Wooster Glass installed Tubelite entrances on Wayne Savings Community Bank when it opened in 1964. In 1969, Neyhart started working at Wooster Glass while he was still in high school. More than 50 years later, Neyhart continues to serve Wooster Glass’ customers and the bank’s doors remain in operation.

“Those are the original doors for the bank. It’s got the custom push-pulls. We’ve never taken it off or had to replace a tie rod or anything. I cannot remember having anybody go up there to service that door,” said Neyhart. “I’m guessing it has to open and close at least 75 times a day. That door is as original as you can get. They could even be the original hinges. Hinges get a lot of use, and sometimes you have to replace them, but it’s pretty easy on a Tubelite door.”
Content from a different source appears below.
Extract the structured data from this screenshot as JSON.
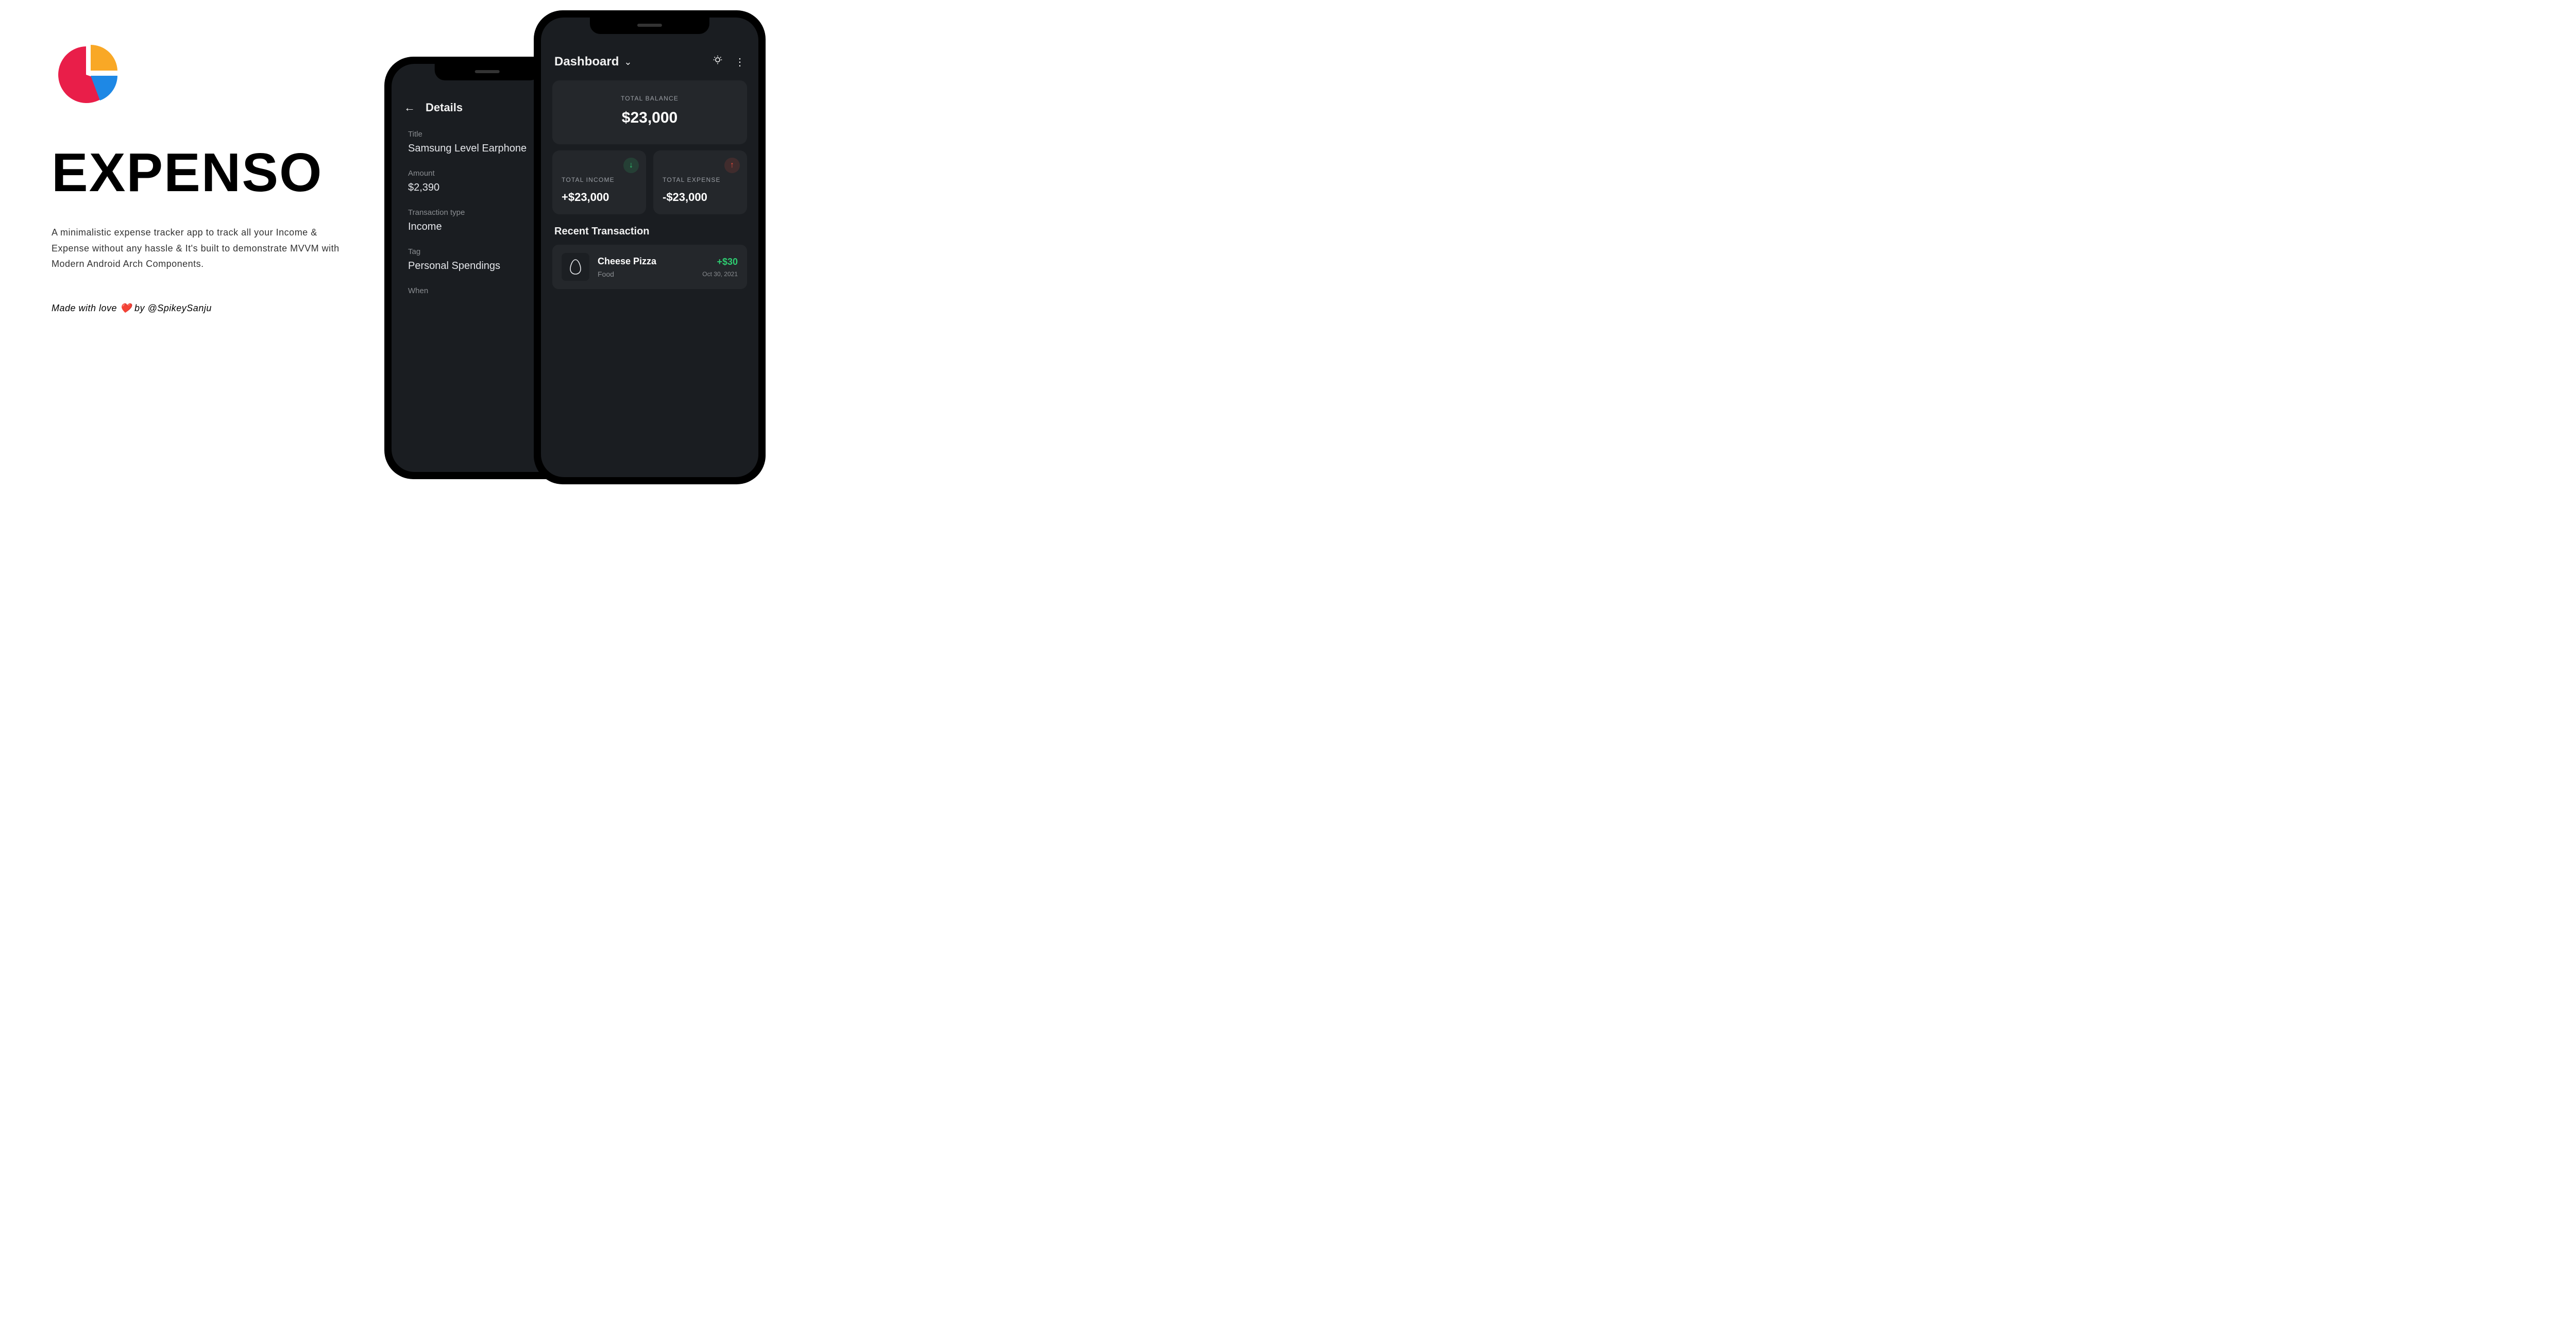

Another successful Wooster Glass installation can be seen at 116 East Liberty Street. This retail location has had many lives throughout the past 40 years, but like the bank, it only has had one set of doors. Tubelite Standard Narrow Stile Entrance doors with a clear anodized finish.

When the doors were installed in the 1970s, the location was Brenner’s Clothing Store. To this day, the mosaic floor of the entryway still says “Brenner Bros.” The current tenant, Blue Spruce Boutique, reported that the doors are still performing well.

Neyhart recalls when the Liberty Street location previously was a coffee shop, and the building code required a panic bar exit device on one door. He explained that it was a fairly simple modification: “You take the two tie rods off and replace the rails. You can disassemble the tie rods manually, without power tools, and do it right in the field.”

Through his decades of experience, Neyhart noted that easy modification and repair is an important feature of tie-rod assembled doors because they save the owner significant money. “If someone tries to break into a building, they’ll destroy the lock-stile,” he said. “You can take off that horizontal rail and replace it, and you’re back in business. Or if a car hits it, you can replace a couple of horizontal rails and some glass and repair the door. If it’s some other welded door, you’d have to order a completely new door. Tie rod definitely has its advantages.”

He continued, “We prefer to use Tubelite because of the adaptability. For repairs, or if something gets fabricated incorrectly, we can just replace that rail. If it was a welded door, it would be a whole different story—you’d have to replace the entire door. We like the adaptability of tie-rod doors so much better. The beauty is the adaptability and the ability to change.”